PARIS - A petition launched by French environmental groups calling for legal action against the state for failing to act to curb climate change has received unprecedented public support after weeks of fuel-price protests.
By Friday morning the project, launched by four climate NGOs, had gained just under 2 million signatures a mere 10 days after going live. That makes it the most popular online petition in France’s history, easily eclipsing the 1.37 million signatories who resisted changes to the nation’s labor laws in 2016.
It also dwarfs the 1.17 million backing a demand launched in May by one of France’s “yellow vest” protesters calling for lower gas prices at the pump.
“It’s not just a petition, but also a call for legal action,” said Jean-Francois Julliard, CEO of Greenpeace France, one of the groups behind the initiative.
The yellow vest movement began this year as a protest against fuel tax hikes that were planned to reduce pollution. At its peak on Nov. 17, nearly 290,000 demonstrators mobilized throughout France, causing widespread disruption.
The protests prompted a climb-down from President Emmanuel Macron’s government, which announced that all fuel tax hikes planned for 2019 will be scrapped.
But this failed to quell the discontent of the yellow vest movement, which has morphed into a revolt against Macron’s policies, his aloof, top-down governing style and the political class as a whole.
Macron, who earned global plaudits for pledging to “make our planet great again” after taking office, has also come under pressure in recent months from environmental groups that insist more needs to be done to tackle the rising threats of climate change.
His popular environment minister Nicolas Hulot resigned earlier this year over the government’s green record, including its walking back a commitment to reduce reliance on nuclear energy.
As greenhouse gas emissions continue to rise in spite of dire warnings from scientists, there is a growing body of legal challenges worldwide against governments and big polluters accused of endangering the planet.
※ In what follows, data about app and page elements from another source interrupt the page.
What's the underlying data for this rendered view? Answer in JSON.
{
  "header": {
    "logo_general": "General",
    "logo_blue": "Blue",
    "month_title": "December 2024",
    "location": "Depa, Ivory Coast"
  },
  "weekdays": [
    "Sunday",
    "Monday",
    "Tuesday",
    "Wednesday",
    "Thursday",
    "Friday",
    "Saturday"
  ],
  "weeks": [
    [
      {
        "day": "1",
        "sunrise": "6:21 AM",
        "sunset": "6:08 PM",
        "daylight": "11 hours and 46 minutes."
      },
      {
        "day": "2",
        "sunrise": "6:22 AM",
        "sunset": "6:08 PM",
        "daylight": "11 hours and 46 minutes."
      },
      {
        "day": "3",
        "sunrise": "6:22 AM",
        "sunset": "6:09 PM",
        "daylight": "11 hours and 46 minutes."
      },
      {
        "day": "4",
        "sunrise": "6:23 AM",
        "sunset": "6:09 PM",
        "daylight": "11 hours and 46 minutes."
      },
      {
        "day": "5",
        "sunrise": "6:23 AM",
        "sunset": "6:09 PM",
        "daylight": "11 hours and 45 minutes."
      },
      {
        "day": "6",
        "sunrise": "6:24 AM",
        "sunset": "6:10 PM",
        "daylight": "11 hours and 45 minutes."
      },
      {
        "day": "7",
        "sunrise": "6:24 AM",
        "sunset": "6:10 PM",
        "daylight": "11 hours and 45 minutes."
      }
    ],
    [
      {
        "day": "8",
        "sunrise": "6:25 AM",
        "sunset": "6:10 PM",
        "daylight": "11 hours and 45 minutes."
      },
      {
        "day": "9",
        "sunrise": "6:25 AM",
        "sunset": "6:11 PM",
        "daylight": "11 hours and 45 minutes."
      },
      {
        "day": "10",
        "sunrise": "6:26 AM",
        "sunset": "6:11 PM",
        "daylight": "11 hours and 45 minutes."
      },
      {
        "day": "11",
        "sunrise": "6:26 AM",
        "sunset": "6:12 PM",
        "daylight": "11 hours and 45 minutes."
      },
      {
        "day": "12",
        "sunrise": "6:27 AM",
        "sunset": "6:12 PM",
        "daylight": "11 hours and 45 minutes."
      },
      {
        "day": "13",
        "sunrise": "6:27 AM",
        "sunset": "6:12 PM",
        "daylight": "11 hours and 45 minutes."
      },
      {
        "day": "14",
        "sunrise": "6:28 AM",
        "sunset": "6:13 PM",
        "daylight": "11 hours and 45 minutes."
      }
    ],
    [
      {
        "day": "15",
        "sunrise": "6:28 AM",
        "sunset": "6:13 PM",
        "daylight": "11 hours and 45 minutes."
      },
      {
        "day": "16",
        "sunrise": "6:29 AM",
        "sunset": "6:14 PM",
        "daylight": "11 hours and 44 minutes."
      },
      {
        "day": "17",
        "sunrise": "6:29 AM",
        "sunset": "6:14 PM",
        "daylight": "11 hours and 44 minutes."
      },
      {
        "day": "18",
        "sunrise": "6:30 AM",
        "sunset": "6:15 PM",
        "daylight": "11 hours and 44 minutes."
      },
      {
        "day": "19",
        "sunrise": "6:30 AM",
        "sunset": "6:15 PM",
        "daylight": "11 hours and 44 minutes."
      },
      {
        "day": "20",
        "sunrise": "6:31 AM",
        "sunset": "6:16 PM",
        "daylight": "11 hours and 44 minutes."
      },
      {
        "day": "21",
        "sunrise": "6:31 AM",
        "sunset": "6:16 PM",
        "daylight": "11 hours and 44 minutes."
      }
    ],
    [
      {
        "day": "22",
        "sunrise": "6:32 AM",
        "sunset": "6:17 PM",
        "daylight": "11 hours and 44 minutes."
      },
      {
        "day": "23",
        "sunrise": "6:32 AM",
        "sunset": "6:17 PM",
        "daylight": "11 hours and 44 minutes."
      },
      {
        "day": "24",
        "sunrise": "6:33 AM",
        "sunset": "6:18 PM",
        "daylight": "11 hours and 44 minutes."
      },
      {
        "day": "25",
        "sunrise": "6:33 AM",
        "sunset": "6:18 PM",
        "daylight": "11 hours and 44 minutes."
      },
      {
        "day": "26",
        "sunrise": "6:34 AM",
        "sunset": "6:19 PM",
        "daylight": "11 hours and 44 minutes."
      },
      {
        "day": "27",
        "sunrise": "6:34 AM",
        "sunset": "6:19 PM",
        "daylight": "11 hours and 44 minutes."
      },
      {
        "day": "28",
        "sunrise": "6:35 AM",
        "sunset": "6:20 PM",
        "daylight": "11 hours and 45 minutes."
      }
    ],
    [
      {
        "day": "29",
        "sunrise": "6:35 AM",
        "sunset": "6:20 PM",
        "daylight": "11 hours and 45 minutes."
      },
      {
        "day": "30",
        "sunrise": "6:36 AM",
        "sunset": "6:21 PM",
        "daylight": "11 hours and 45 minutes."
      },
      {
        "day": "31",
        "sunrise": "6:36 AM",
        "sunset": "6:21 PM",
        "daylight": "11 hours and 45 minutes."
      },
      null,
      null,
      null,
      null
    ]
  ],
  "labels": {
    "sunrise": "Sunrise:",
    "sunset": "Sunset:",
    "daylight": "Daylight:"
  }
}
French Environment Minister Francois de Rugy said in an interview a week ago that he was “very happy that citizens are mobilizing in the name of the climate.”